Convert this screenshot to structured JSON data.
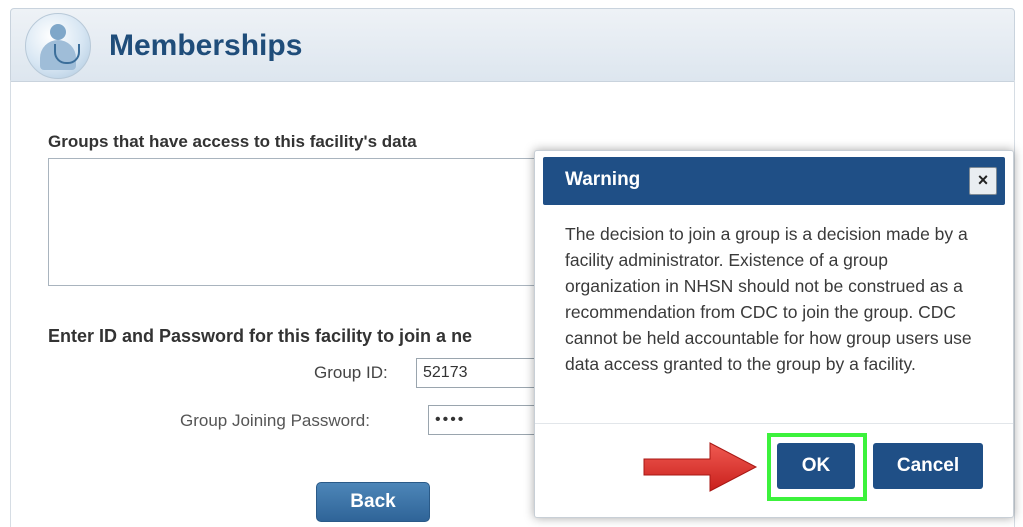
{
  "header": {
    "title": "Memberships"
  },
  "form": {
    "groups_label": "Groups that have access to this facility's data",
    "join_label": "Enter ID and Password for this facility to join a ne",
    "group_id_label": "Group ID:",
    "group_id_value": "52173",
    "group_password_label": "Group Joining Password:",
    "group_password_value": "••••",
    "back_label": "Back"
  },
  "dialog": {
    "title": "Warning",
    "close_glyph": "×",
    "message": "The decision to join a group is a decision made by a facility administrator. Existence of a group organization in NHSN should not be construed as a recommendation from CDC to join the group. CDC cannot be held accountable for how group users use data access granted to the group by a facility.",
    "ok_label": "OK",
    "cancel_label": "Cancel"
  },
  "colors": {
    "dialog_header": "#1f4f86",
    "highlight": "#3cf23c",
    "arrow": "#e8322e"
  },
  "icons": {
    "logo": "medical-staff-icon",
    "close": "close-icon",
    "pointer": "red-arrow-icon"
  }
}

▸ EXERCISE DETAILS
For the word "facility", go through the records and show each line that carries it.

▸ ANSWER FOR THIS EXERCISE
    "groups_label": "Groups that have access to this facility's data",
    "join_label": "Enter ID and Password for this facility to join a ne",
    "message": "The decision to join a group is a decision made by a facility administrator. Existence of a group organization in NHSN should not be construed as a recommendation from CDC to join the group. CDC cannot be held accountable for how group users use data access granted to the group by a facility.",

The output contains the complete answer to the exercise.